The transcription factor MEF2C negatively controls angiogenic sprouting of endothelial cells depending on oxygen.


PMID 24988463

Abstract

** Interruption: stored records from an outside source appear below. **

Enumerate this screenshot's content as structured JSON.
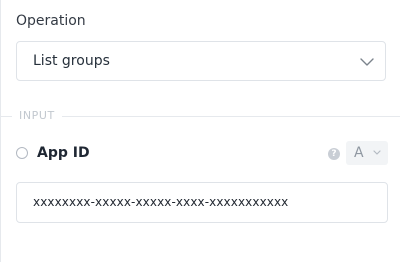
{
  "operation": {
    "label": "Operation",
    "selected": "List groups",
    "dropdown_icon": "chevron-down-icon"
  },
  "input_section": {
    "title": "INPUT"
  },
  "app_id_field": {
    "label": "App ID",
    "help_icon": "question-circle-icon",
    "help_glyph": "?",
    "type_selector": "A",
    "value": "xxxxxxxx-xxxxx-xxxxx-xxxx-xxxxxxxxxxx"
  }
}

The MADS box transcription factor MEF2C has been detected by us to be upregulated by the angiogenic factors VEGF-A and bFGF in endothelial cells. We have here investigated its potential role for angiogenesis. MEF2C was surprisingly found to strongly inhibit angiogenic sprouting, whereas a dominant negative mutant rather induced sprouting. The factor mainly affected migratory processes of endothelial cells, but not proliferation. In gene profiling experiments we delineated the alpha-2-macroglobulin gene to be highly upregulated by MEF2C. Further data confirmed that MEF2C in endothelial cells indeed induces alpha-2-macroglobulin mRNA as well as the secretion of alpha-2-macroglobulin and that conditioned supernatants of cells overexpressing MEF2C inhibit sprouting. Alpha-2-macroglobulin mediates, at least to a large extent, the inhibitory effects of MEF2C as is shown by knockdown of alpha-2-macroglobulin mRNA by lentiviral shRNA expression which reduces the inhibitory effect. However, under hypoxic conditions the VEGF-A/bFGF-mediated upregulation of MEF2C is reduced and the production of alpha-2-macroglobulin largely abolished. Taken together, this suggests that the MEF2C/alpha-2-macroglobulin axis functions in endothelial cells as a negative feed-back mechanism that adapts sprouting activity to the oxygen concentration thus diminishing inappropriate and excess angiogenesis.